Citation: Bruning B, Liu H, Brien C, Berger B, Lewis M and Garnett T (2019) The Development of Hyperspectral Distribution Maps to Predict the Content and Distribution of Nitrogen and Water in Wheat (Triticum aestivum). Front. Plant Sci. 10:1380. doi: 10.3389/fpls.2019.01380
Received: 31 May 2019; Accepted: 07 October 2019;
Published: 30 October 2019.
Edited by:Matti Mõttus, University of Helsinki, Finland
Reviewed by:Martin Gnyp, Yara International (Germany), Germany
Lea Hallik, University of Tartu, Estonia

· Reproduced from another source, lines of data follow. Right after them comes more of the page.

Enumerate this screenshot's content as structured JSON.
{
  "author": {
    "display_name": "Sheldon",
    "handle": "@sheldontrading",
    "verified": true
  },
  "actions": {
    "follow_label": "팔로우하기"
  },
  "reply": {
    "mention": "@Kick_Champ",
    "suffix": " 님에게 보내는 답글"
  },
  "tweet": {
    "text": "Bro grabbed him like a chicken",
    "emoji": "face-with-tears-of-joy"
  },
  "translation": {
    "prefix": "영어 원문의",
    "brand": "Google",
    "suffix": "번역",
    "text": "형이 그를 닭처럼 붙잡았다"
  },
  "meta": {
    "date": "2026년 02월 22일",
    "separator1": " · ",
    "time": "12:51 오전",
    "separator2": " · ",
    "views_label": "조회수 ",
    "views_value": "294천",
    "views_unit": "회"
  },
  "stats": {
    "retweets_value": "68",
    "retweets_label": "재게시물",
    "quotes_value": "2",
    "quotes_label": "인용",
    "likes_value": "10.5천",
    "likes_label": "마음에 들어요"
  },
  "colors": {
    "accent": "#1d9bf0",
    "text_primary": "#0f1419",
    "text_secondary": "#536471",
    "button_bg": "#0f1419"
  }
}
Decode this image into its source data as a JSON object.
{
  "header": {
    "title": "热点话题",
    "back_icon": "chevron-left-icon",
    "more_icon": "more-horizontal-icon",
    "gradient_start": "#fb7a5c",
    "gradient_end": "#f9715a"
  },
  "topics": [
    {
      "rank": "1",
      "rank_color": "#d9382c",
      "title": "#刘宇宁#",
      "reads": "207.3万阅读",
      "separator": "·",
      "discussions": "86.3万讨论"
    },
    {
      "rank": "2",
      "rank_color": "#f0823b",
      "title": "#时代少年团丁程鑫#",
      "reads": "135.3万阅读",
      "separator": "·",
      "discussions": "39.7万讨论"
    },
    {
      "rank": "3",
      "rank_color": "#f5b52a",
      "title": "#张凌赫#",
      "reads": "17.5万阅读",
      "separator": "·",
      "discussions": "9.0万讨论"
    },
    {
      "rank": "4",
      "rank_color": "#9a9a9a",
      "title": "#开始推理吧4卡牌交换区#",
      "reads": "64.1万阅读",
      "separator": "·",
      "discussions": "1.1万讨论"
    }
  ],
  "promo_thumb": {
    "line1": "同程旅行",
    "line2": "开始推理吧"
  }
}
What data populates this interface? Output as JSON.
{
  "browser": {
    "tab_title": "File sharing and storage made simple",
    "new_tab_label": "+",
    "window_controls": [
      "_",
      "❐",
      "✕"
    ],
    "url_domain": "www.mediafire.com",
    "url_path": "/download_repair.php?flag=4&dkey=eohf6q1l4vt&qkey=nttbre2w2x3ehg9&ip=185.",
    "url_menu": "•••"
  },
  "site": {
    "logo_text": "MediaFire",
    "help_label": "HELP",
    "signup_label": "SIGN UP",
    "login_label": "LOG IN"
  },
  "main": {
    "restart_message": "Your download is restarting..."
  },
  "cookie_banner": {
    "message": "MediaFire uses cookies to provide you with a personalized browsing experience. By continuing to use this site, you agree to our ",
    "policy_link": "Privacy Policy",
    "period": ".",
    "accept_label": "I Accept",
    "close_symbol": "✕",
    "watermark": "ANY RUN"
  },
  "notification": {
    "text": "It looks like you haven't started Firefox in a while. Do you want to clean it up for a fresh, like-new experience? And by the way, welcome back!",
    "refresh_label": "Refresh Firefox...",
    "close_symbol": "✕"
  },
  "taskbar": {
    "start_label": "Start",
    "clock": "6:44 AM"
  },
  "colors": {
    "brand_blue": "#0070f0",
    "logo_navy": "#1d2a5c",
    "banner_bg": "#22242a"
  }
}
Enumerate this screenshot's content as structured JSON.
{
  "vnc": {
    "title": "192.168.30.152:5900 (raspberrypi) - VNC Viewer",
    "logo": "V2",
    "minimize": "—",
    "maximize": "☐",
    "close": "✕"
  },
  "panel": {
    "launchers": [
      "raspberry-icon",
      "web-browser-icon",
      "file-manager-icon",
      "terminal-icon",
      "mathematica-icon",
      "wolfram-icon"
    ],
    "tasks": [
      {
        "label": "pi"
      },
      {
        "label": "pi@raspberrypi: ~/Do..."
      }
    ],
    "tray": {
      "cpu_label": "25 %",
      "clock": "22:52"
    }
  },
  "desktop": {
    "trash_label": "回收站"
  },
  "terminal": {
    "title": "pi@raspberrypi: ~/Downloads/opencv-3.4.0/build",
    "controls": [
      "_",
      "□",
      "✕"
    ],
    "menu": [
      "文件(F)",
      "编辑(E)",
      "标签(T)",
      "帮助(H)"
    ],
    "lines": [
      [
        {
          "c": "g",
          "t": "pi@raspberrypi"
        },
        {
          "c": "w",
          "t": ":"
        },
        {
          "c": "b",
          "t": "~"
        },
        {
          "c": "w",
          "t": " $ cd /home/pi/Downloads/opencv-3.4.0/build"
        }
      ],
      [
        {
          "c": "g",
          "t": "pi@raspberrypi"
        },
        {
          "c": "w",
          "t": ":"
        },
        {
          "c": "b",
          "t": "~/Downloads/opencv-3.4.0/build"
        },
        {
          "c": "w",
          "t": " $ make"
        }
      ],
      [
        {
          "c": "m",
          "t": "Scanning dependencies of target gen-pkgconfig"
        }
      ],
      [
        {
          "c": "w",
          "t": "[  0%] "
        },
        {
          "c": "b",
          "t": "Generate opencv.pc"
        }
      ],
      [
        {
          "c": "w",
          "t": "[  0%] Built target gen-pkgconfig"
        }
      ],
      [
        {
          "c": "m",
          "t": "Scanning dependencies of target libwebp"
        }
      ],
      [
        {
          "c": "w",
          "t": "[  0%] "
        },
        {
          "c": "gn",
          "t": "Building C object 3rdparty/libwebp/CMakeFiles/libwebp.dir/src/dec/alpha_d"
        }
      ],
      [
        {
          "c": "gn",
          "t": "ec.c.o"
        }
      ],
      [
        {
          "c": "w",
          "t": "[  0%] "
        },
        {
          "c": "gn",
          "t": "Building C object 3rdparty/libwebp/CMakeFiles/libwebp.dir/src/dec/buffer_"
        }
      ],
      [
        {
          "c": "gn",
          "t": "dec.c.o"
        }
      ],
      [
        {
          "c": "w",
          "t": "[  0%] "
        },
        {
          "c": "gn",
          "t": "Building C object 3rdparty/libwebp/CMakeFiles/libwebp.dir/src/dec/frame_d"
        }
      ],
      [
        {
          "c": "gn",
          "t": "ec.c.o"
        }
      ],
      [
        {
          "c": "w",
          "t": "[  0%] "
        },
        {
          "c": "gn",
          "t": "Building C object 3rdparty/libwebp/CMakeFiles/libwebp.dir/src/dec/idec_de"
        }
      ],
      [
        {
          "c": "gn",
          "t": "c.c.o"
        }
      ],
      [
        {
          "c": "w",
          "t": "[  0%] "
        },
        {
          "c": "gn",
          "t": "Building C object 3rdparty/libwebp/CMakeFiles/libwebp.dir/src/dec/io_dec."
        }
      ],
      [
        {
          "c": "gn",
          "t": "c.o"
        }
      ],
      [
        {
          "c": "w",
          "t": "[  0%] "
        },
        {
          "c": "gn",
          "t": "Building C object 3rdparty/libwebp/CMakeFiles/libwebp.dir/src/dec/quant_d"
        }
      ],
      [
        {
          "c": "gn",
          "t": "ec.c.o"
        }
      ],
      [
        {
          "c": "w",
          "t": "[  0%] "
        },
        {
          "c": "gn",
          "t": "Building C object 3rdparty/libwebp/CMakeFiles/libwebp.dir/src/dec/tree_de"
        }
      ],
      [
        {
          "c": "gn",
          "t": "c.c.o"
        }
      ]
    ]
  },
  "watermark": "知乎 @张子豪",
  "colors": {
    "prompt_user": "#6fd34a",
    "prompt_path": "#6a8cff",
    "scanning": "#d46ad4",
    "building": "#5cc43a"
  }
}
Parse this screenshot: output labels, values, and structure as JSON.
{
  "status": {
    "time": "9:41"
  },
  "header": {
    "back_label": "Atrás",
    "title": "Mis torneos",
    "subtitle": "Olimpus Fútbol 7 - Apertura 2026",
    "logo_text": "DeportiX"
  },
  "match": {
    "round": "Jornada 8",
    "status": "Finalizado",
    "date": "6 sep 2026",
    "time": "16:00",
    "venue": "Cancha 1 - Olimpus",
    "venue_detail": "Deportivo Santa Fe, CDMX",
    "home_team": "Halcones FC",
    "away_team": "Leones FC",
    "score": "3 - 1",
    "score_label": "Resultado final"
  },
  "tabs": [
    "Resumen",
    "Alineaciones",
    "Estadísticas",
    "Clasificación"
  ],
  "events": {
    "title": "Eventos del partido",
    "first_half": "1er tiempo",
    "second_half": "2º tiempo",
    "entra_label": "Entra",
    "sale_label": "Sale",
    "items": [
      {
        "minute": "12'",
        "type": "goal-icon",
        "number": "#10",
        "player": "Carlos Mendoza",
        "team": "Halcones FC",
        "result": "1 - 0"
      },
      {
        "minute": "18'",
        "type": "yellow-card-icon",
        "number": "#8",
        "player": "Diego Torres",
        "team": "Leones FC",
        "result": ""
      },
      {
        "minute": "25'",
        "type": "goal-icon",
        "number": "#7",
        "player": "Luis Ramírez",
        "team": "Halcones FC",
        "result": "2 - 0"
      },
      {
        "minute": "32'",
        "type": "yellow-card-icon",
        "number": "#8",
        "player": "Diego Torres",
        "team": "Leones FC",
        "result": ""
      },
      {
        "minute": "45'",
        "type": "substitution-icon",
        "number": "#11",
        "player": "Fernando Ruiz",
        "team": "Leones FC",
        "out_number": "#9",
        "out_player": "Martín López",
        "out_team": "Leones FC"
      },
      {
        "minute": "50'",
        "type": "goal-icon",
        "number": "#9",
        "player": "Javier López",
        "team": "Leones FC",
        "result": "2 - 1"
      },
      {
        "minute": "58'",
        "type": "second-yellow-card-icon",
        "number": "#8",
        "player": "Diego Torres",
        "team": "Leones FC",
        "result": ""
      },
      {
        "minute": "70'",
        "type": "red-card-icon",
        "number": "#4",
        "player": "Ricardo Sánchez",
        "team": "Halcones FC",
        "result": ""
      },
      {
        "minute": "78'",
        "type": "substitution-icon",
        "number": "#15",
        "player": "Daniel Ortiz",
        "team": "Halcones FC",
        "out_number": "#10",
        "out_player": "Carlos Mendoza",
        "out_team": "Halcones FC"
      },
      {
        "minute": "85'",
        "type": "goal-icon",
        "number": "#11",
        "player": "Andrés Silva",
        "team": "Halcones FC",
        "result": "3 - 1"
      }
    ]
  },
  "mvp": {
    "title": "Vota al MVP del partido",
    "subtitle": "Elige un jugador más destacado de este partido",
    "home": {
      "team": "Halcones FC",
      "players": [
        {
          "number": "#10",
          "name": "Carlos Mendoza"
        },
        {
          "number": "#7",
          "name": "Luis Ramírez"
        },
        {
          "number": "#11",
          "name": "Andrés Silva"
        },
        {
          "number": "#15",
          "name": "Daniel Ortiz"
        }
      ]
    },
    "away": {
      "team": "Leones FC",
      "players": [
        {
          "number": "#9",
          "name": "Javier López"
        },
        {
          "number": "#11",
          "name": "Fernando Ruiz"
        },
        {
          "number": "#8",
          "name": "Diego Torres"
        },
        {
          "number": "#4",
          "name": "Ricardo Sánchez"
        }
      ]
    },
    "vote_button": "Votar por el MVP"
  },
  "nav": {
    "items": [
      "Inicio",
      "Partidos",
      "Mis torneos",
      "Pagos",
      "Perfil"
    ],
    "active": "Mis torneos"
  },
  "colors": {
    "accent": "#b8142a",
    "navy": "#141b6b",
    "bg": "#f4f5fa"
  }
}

Copyright © 2019 Bruning, Liu, Brien, Berger, Lewis and Garnett. This is an open-access article distributed under the terms of the Creative Commons Attribution License (CC BY). The use, distribution or reproduction in other forums is permitted, provided the original author(s) and the copyright owner(s) are credited and that the original publication in this journal is cited, in accordance with accepted academic practice. No use, distribution or reproduction is permitted which does not comply with these terms.
*Correspondence: Brooke Bruning, email@example.com